» TASK DIRECTIONS
Tell how many lines below include the word "screenshot". Only the number should appear.
_ _ _
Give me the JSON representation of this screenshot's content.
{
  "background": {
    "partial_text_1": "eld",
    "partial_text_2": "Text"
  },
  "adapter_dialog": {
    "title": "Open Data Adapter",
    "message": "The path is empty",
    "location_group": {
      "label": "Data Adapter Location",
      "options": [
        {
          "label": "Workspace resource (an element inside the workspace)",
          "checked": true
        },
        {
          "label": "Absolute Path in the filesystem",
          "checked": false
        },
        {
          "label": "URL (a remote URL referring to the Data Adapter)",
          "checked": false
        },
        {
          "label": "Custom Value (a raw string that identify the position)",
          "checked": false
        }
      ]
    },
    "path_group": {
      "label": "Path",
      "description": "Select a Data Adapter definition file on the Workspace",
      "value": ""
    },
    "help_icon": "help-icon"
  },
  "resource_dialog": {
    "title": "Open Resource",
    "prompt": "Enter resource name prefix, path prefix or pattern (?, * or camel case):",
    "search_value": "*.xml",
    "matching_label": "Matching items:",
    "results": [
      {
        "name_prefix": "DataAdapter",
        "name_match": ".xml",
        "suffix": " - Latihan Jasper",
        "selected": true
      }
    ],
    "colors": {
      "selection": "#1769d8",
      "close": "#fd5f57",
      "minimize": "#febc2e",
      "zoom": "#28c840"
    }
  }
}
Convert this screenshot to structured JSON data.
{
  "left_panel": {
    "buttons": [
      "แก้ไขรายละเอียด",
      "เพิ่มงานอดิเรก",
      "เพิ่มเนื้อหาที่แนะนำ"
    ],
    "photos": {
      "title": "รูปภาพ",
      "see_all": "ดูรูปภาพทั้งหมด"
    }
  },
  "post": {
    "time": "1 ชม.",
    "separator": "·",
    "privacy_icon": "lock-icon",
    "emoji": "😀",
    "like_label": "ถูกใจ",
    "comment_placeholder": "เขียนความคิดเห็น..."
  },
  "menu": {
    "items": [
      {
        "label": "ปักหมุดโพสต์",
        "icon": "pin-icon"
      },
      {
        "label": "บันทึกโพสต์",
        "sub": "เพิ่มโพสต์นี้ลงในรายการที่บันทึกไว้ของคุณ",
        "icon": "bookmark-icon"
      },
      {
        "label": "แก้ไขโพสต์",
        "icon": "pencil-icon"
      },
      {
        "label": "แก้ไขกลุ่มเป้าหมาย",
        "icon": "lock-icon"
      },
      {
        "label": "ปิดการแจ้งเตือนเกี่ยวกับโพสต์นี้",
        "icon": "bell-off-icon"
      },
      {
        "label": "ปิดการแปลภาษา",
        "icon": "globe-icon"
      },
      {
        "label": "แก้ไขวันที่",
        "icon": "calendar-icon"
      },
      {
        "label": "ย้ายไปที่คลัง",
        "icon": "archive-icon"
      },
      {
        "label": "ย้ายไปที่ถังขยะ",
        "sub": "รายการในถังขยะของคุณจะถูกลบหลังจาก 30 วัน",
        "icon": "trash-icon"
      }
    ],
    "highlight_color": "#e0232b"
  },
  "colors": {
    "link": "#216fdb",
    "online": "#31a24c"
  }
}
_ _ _
» WRITTEN SOLUTION
2